The unevenness of The Karate Kid movies reaches its peak in The Karate Kid Part III, as the film suffers from the various problems that plagued its predecessors (ie overlength, padded-out sequences, etc) to such an extent that there's ultimately very little here that genuinely works. The storyline follows Daniel LaRusso (Ralph Macchio) as he's essentially forced into defending his title from the first movie's pivotal tournament, as his nemesis from that film, Martin Kove's John Kreese, has embarked on a campaign of revenge that's designed to leave both Daniel and Mr. Miyagi (Pat Morita) publicly humiliated. The relatively promising nature of the movie's vengeance-themed plot is effectively squandered by director John G. Avildsen and screenwriter Robert Mark Kamen, with the unreasonably deliberate pace compounded by an ongoing emphasis on attributes of a decidedly less-than-subtle nature. The most obvious example of this is surely Thomas Ian Griffith's hilariously over-the-top turn as Kreese's enthusiastic henchman, as the actor transforms his character into a moustache-twirling villain who says things like, "I'll make them suffer; when I think they've suffered enough, then I start with the pain!" The underwhelming atmosphere is compounded by the consistent inclusion of overlong and downright irrelevant sequences (ie a 10 minute interlude in which Daniel and a friend attempt to retrieve a precariously-placed bonsai tree), which cements The Karate Kid Part III's place as a sporadically watchable yet wholeheartedly needless endeavor (with the touching friendship between Daniel and Mr. Miyagi standing as the film's one overtly positive element).

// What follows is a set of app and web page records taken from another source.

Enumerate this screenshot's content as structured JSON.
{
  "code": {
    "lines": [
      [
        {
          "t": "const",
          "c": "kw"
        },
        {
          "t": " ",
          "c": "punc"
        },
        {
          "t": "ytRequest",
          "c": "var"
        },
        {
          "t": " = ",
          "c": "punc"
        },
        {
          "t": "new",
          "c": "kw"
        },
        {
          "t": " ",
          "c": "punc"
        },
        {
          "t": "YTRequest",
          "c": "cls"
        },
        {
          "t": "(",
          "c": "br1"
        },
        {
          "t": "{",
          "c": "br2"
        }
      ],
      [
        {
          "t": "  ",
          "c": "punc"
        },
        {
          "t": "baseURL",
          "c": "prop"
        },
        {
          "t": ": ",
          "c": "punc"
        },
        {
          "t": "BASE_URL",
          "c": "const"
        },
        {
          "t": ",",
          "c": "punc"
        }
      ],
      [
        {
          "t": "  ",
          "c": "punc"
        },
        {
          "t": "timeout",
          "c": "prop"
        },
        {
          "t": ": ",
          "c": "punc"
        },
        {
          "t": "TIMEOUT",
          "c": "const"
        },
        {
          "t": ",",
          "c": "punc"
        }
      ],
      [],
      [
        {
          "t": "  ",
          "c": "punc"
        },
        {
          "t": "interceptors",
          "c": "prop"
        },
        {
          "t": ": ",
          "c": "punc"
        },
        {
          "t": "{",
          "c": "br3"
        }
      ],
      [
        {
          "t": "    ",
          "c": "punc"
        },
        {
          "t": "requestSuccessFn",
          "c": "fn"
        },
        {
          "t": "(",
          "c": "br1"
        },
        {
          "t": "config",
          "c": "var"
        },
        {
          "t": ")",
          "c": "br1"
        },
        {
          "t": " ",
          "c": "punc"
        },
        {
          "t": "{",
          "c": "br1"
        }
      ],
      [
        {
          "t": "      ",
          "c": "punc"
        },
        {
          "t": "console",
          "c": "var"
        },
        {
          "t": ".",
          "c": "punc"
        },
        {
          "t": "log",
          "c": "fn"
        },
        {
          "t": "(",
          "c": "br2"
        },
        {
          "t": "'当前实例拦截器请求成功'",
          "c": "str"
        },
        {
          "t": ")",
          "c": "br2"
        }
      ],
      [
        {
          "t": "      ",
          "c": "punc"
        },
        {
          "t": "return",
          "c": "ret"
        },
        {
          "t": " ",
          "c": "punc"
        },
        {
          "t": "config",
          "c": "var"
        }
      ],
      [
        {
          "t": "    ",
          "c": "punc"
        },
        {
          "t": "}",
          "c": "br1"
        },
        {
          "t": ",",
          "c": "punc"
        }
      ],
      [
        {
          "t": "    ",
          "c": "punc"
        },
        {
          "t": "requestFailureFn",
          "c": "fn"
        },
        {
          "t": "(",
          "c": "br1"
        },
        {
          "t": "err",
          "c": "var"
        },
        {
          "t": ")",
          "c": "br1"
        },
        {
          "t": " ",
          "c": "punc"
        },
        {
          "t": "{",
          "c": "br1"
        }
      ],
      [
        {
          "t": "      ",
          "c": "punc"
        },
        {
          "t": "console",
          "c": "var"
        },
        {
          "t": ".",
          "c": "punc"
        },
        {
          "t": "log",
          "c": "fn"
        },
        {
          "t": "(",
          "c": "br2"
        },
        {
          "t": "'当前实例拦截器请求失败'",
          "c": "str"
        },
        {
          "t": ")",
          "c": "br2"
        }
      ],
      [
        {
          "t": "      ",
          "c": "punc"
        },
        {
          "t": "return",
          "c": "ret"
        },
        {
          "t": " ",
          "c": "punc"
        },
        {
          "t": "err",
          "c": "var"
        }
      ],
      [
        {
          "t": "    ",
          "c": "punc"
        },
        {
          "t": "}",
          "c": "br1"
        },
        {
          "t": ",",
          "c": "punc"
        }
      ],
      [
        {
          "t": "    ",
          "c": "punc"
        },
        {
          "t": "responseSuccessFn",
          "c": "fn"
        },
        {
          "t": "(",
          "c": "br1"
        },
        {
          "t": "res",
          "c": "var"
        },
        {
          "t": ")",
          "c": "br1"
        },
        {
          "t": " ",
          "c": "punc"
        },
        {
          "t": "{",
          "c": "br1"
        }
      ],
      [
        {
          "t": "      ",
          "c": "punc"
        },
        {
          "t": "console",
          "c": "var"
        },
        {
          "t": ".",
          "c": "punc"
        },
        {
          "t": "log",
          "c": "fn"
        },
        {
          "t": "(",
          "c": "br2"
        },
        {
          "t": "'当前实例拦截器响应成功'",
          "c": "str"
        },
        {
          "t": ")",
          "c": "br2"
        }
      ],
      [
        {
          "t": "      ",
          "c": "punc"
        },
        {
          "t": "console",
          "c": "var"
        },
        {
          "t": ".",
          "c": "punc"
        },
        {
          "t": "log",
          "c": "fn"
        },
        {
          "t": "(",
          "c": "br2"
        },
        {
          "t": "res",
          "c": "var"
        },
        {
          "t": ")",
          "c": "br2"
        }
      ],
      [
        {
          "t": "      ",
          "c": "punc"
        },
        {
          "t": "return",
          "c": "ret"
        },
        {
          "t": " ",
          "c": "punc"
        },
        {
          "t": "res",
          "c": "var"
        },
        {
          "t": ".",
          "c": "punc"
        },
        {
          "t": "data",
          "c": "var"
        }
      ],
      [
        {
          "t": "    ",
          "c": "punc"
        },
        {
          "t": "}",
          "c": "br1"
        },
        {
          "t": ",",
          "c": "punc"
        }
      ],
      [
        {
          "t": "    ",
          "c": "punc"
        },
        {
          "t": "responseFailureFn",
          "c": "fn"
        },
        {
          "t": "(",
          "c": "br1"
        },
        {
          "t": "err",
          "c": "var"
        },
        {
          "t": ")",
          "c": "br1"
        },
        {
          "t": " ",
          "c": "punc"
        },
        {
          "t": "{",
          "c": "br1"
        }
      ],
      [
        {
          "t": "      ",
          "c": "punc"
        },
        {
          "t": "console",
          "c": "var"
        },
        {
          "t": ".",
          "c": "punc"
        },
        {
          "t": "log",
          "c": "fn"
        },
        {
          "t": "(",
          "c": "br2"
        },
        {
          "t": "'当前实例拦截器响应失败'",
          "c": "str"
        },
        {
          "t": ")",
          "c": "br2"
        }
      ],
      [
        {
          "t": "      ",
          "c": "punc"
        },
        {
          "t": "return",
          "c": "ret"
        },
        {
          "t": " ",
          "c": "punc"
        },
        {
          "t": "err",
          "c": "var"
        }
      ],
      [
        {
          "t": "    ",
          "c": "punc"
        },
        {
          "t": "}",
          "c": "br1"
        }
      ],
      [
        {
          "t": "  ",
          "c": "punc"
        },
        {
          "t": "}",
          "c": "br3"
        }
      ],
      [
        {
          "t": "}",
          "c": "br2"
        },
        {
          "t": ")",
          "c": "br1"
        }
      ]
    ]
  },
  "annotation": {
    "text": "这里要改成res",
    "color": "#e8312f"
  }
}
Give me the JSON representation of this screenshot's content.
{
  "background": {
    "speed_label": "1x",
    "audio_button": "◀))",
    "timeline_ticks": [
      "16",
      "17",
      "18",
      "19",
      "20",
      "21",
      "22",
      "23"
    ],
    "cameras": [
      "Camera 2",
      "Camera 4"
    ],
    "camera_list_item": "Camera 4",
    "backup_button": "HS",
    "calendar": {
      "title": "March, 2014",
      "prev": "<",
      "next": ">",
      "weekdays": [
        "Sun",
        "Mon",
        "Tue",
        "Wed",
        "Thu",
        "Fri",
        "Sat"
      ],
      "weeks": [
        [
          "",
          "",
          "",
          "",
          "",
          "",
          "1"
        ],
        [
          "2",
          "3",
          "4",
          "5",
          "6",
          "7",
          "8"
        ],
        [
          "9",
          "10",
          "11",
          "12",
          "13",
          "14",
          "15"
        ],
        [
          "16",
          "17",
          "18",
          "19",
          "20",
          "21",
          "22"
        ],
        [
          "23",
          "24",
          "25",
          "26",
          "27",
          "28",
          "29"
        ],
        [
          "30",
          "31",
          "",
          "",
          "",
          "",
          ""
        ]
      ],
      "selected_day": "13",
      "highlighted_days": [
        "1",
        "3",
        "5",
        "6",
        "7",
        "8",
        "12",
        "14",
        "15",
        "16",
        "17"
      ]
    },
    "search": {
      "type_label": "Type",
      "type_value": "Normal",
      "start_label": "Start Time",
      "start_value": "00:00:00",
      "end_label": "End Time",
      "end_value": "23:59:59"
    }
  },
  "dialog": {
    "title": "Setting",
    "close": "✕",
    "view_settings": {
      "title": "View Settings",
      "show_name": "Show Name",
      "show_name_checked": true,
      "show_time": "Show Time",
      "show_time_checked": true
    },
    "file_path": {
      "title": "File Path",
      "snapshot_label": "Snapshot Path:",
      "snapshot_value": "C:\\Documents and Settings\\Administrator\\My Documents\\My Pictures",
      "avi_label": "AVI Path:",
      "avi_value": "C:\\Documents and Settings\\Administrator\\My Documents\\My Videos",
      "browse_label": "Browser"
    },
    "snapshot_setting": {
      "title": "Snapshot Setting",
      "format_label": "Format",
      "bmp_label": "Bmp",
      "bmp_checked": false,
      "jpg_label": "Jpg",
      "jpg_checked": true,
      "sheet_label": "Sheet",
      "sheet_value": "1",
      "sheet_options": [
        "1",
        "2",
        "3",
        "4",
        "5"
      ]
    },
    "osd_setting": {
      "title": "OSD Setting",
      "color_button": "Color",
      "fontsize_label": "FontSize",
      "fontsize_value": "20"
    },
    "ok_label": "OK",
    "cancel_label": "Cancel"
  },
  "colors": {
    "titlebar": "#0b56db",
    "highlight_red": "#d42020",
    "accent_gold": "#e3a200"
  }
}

The Next Karate Kid (June 24/10)
Though perhaps a mild improvement over its immediate predecessor, The Next Karate Kid is nevertheless a weak sequel that boasts few compelling attributes aside from Pat Morita's expectedly stirring turn as Mr. Miyagi. The film, which picks up several years after the events of the third installment, follows Miyagi as he agrees to mentor a sullen teenager (Hilary Swank's Julie Pierce) who's been acting out since the death of her parents, with the movie subsequently (and primarily) detailing the mentor/protégé relationship that ensues between the two disparate individuals. As expected, The Next Karate Kid has been infused with a host of time-wasting elements (ie Miyagi teaches Julie how to dance, Miyagi and Julie are visited by a group of quirky monks, etc) designed to compensate for the thin storyline - with the decidedly far-from-enthralling atmosphere exacerbated by a pace that's almost excessively deliberate. There is, as a result, never a point at which the viewer is able to work up any real enthusiasm or interest in the characters' exploits, which is undoubtedly rather disappointing given the strength of the performances and the inevitable confrontation that closes the proceedings. The end result is a repetitive sequel that seems unlikely to appeal to either fans of the series or newcomers to the Karate Kid universe, with the film's most egregious failing undoubtedly its refusal to update the viewer on just what happened to Ralph Macchio's character.